What is required
Scan the entries below for "title" and copy each line that holds it.

(Task input)

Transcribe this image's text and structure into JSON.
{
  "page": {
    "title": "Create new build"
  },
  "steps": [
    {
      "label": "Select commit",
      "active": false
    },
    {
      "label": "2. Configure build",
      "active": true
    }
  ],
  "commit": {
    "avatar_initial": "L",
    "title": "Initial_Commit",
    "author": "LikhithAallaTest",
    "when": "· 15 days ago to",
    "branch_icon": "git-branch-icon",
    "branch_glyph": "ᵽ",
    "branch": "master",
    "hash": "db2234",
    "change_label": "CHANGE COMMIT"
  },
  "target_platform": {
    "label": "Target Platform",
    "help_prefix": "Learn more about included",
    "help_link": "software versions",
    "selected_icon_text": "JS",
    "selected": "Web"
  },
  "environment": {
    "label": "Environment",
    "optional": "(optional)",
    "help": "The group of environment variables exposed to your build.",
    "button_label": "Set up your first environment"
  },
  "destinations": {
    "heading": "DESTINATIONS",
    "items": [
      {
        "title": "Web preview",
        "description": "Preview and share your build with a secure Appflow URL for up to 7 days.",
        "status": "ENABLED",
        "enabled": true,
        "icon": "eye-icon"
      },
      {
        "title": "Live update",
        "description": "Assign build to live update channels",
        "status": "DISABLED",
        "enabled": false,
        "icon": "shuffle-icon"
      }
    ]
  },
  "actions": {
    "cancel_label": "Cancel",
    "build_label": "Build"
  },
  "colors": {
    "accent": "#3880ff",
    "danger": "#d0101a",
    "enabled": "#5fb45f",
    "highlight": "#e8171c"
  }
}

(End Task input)

Result for this task
    "title": "Create new build"
    "title": "Initial_Commit",
        "title": "Web preview",
        "title": "Live update",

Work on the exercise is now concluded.